Exercise aim => Among the entries below, find each line with "JSON" and show it.

___ Records for the exercise

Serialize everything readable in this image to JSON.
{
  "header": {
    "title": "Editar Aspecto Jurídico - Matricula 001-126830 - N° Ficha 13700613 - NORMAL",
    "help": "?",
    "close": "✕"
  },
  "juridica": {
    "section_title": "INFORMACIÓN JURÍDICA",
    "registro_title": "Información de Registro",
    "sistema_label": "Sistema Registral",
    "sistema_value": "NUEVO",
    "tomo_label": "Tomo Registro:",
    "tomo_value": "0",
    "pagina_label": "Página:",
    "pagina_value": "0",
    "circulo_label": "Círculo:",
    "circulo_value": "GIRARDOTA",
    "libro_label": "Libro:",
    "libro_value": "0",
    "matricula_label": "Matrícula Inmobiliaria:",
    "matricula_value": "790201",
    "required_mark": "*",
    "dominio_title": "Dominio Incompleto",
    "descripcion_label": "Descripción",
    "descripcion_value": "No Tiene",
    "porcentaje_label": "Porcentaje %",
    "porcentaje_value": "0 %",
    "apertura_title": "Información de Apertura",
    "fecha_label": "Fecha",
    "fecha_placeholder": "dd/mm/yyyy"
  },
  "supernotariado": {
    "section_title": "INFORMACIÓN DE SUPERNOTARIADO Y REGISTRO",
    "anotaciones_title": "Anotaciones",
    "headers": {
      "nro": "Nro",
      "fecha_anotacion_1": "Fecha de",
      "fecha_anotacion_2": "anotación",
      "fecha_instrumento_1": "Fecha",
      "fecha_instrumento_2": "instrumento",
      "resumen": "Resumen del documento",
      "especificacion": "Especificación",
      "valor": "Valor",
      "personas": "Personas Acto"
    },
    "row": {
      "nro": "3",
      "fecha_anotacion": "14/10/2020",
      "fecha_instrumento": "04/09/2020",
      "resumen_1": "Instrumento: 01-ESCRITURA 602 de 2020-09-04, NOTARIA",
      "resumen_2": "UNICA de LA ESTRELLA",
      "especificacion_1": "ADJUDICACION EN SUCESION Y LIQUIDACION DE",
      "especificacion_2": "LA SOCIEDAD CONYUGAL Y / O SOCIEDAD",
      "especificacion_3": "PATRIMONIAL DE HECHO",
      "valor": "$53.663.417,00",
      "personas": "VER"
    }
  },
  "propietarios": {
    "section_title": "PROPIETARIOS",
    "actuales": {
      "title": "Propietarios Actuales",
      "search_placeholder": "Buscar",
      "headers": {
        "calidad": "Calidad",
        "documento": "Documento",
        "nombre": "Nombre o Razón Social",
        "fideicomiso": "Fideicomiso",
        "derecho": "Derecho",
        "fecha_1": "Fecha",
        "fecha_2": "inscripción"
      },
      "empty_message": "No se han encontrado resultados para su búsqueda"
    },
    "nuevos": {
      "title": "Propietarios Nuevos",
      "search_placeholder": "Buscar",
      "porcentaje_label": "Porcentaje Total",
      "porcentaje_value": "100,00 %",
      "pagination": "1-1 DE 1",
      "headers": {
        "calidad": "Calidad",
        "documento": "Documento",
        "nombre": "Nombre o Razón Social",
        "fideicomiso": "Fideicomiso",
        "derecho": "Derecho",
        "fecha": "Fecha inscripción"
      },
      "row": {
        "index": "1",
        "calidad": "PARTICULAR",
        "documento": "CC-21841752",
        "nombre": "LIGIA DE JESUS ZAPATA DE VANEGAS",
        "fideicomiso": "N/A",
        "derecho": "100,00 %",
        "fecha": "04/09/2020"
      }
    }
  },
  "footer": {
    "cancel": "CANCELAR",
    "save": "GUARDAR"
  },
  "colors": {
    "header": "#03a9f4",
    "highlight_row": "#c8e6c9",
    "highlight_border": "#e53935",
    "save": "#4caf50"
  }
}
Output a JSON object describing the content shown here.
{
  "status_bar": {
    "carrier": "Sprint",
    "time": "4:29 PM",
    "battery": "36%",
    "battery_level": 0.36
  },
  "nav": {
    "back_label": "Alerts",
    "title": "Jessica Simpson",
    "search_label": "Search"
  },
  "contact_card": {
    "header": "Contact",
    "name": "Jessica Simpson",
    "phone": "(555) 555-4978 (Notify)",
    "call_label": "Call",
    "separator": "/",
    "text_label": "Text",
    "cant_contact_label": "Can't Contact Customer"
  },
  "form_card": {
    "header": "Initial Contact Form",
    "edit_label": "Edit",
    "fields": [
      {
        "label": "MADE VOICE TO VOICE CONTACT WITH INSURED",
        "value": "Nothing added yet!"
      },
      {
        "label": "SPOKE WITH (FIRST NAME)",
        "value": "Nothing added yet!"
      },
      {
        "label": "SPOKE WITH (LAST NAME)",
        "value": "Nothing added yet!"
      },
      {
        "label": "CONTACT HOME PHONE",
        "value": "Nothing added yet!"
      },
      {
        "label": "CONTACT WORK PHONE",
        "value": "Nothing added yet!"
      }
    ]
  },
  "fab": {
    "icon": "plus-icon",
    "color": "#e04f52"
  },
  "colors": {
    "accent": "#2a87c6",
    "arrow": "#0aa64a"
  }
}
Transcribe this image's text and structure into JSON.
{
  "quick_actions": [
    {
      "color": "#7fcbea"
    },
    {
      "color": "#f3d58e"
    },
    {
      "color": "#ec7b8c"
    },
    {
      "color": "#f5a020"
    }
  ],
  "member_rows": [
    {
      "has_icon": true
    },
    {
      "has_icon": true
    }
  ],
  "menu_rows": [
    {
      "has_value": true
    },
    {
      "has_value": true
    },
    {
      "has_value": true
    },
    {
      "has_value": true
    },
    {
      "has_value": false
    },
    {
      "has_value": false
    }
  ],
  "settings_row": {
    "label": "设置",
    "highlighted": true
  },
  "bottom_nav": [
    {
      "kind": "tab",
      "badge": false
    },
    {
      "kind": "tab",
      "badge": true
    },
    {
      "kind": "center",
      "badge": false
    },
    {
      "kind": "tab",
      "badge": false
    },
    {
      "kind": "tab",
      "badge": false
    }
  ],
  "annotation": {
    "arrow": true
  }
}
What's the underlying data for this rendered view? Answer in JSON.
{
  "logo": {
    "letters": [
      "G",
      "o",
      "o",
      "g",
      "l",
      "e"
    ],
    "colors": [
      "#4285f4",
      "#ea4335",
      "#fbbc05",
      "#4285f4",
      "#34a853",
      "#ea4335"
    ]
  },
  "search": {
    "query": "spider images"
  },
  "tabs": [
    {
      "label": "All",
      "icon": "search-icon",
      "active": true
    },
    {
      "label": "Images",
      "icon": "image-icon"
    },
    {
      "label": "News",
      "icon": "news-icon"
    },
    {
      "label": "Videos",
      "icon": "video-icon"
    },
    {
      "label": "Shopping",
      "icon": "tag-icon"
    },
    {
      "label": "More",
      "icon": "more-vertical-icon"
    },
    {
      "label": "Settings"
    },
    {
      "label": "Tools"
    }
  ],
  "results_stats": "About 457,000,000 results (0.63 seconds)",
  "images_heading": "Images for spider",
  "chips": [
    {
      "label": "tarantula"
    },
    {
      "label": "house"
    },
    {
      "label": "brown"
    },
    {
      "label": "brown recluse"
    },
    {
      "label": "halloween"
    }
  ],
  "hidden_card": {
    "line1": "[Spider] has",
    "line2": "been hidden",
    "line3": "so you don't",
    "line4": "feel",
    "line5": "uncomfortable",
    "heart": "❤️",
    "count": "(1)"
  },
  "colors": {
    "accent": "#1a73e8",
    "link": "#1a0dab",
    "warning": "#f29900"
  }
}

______

Written answer =>
Serialize everything readable in this image to JSON.
Output a JSON object describing the content shown here.
Transcribe this image's text and structure into JSON.
What's the underlying data for this rendered view? Answer in JSON.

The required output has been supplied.